Mark Van Hoff comes from background of technical & production planning, budgeting & scheduling of major live events. As the first production co-ordinator at M-NET for Outside Broadcasts, Mark has managed major local and international productions including Miss South Africa, Miss World, multiple music events and major sports events, including the PnP Cycling Tour.​Mark co-founded Van-Man Productions in 1994, Page to Picture in 2000 and Move Media Networks in 2007. All three companies have achieved domestic success and have been well-regarded in the South African production industry.
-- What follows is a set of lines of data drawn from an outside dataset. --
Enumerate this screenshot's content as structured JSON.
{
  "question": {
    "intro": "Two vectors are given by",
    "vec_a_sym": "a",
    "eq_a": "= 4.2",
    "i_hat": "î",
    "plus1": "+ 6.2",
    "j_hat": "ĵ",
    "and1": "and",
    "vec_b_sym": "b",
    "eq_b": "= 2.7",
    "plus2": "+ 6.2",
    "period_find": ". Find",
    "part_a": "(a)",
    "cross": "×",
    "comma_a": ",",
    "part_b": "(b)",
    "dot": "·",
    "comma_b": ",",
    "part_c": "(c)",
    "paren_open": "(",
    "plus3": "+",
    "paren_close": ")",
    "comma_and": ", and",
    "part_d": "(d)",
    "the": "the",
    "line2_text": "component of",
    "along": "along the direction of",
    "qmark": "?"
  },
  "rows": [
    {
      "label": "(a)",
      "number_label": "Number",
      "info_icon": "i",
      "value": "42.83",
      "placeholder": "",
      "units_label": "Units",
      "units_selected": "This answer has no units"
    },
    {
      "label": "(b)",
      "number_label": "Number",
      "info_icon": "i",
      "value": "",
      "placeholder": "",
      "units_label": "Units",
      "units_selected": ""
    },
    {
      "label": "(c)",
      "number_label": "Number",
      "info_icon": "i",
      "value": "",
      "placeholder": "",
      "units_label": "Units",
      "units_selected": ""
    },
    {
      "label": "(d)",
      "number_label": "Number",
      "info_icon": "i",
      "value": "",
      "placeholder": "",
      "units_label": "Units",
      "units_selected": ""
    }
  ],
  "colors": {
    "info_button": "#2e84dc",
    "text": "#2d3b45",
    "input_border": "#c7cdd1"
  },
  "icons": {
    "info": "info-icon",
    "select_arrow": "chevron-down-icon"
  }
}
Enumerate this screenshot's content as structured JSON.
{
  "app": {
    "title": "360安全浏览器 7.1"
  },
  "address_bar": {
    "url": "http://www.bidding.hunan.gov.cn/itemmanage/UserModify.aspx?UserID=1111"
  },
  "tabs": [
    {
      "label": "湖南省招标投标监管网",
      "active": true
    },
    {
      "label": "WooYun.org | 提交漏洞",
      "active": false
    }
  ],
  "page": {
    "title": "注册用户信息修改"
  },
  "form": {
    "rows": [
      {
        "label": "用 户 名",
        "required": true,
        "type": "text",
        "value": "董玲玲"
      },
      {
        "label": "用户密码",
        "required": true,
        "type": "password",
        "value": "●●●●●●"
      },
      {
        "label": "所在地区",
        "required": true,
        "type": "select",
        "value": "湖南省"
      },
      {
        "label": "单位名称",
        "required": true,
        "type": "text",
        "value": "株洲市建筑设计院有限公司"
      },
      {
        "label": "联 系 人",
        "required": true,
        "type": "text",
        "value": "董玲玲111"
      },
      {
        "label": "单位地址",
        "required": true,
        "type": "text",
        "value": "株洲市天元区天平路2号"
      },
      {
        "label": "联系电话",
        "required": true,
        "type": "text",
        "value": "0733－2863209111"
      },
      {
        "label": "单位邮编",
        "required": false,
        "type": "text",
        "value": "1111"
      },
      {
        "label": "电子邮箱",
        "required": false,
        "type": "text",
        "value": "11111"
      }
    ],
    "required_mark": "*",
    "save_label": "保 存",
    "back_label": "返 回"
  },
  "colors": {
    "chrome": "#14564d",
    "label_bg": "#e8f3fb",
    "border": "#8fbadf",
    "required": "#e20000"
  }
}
Oluwaseun Adewuyi who is the Group Chief Finance Officer (CFO) at Caban, is a Certified Chartered Accountant, with Fellowship status at both the ACCA as well as the Institute of Public Finance and Accountancy, a UK Based industry body with a specific focus on the management of charities, not-for-profit organisations and NGOs.. Oluwaseun comes with strong business acumen and 20+ years of progressive experience in finance and operations management within well-reputed and high growth organisations Including Next Plc and Royal Mail. He has been heavily involved in impact investment across Sub-Saharan Africa and has been instrumental in the creation of a series of community schools in West Africa. Throughout his career, he oversaw a broad range of operations, including Business Strategy and Business Reorganisation, summarising the organisation’s financial status, and coordinating the preparation of tactical plans, financial forecasts, and budgets. Adept at developing and implementing effective internal control framework to maintain sound financial accountability.

tim scholtz


Tim Scholtz, who's is the Chief Operating Officer (COO) at Caban Investments, is experienced in implementing corporate governance guidelines, formulating risk management structures, process and cost optimization. Tim has a strong corporate background, having worked as COO at the South African Tourism board, was COO at the Nelson Mandela foundation and as a internal audit manager at Arthur Anderson earlier in his career.

Ben Botes


Ben Botes is Entrepreneur, VC, co-Founder, Author and Academic with a strong social conscience. Ben Involved with early stage and growth firms for the past 20 years and has been Co-founder of 9 separate businesses across Africa. Ben has directly and indirectly been involved in impact investment and the support of charities and non profits for the last 30 years. Ben is a regular speaker at the African Investment Conference in London and has been featured in Wall Street for Europe, The Guardian Small Business, BBC, the Mail and Guardian in the UK and BizCommunity, Channel 3 TV, Investors Weekly, The Cape Times, Radio 702 with John Robbie and Good Hope FM in South Africa

Dave Romero


Dave Romero is a venture capitalist and entrepreneur with a passion for making an impact. A qualified Professional Accountant, Dave has been a director in multiple financial institutions and was once the youngest Chairman on the JSE, in addition to being listed as one of Business Times’ Top 100 companies and the 40th fastest-growing company in South Africa. Dave is a core founder of the Caban Group, which aims to provide a comprehensive service offering to small businesses in return for equity. With a passion for nurturing entrepreneurs, Dave can often be found outside of the boardroom – offering advice, creating innovative funding solutions and building communities through sustainable practices.



Dr Ruben Richards is a truly inspirational South African leader. Through his peace-building seminars for criminal gangs, Dr Ruben has facilitated the longest ceasefire in the history of gang warfare on the Cape Flats. In addition to being Chairman & Founder of the non-profit Ruben Richards Foundation, Dr Ruben is an ordained cleric, company director, non-executive Chairman of Visual International Limited and was once the Deputy Director-General of the now-disbanded Scorpions.